Following the Boston Massacre on March 5, 1770, anti-British sentiment in Boston escalated, culminating in a notorious incident on March 18, 1770. On this evening, a hostile crowd targeted British customs official John Malcolm, accusing him of complicity in the massacre and engaging in oppressive acts. The enraged mob seized Malcolm, dragged him through the streets, and subjected him to the humiliating punishment of tar and feathering.
This brutal act, involving the application of hot tar and feathers, was intended not only to cause physical pain but also to publicly shame and stigmatize Malcolm. The incident symbolized the colonists’ profound resentment toward British authority, serving as a visceral expression of their anger.
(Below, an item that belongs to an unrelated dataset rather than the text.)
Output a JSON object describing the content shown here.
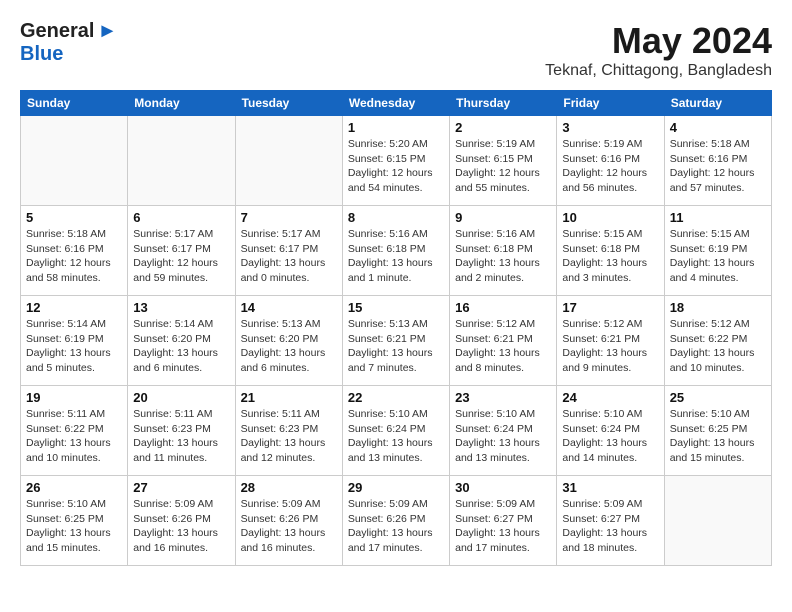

The event is emblematic of the mounting tensions that contributed to the outbreak of the American Revolution.
Tar and feathering was used as a form of protest and punishment against perceived loyalists or Tories who supported British rule during the American Revolutionary War (1775-1783). During the Whiskey Rebellion (1794) in the United States, which was a protest against a federal excise tax on distilled spirits, there were instances of tar and feathering as a means of punishing those who cooperated with the government. Tar and feathering continued to be sporadically employed in the United States during the 19th century, often in the context of social or political disputes. With the development of more formal legal systems and the establishment of a stronger rule of law,
tar and feathering declined significantly in the 20th century. The use of such methods became widely seen as incompatible with a civilized society. It’s important to note that while tar and feathering is historically associated with the United States, similar forms of public humiliation and punishment have been recorded in other parts of the world throughout history. The practice, in various forms, has been a reflection of societal norms and attitudes toward justice, often evolving as legal systems became more established and codified.
- “A Brief, Sticky History of Tarring and Feathering” (Aug 6, 2015) https://www.mentalfloss.com/article/66830/brief-sticky-history-tarring-and-feathering
- “Tarring and feathering” https://en.wikipedia.org/wiki/Tarring_and_feathering
- Breen, T. H. (2004). The Marketplace of Revolution: How Consumer Politics Shaped American Independence. Oxford University Press.
- Middlekauff, R. (2005). The Glorious Cause: The American Revolution, 1763-1789. Oxford University Press.
- “John Malcolm (Loyalist)” https://en.wikipedia.org/wiki/John_Malcolm_%28Loyalist%29
- “The Epic Tarring and Feathering of John Malcom” (JANUARY 18, 2017) https://emergingrevolutionarywar.org/2017/01/18/the-epic-tarring-and-feathering-of-john-malcom/
- Fischer, D. H. (2004). Paul Revere’s Ride. Oxford University Press.
- Wood, G. S. (2003). The American Revolution: A History. Modern Library.
- “Tarring and feathering – a brief history of brutal revenge” (Wed 29 Aug 2007) https://www.theguardian.com/uk/2007/aug/30/northernireland.humanrights
- “Tar and Feathers in Revolutionary America” https://revolution.h-net.msu.edu/essays/irvin.feathers.html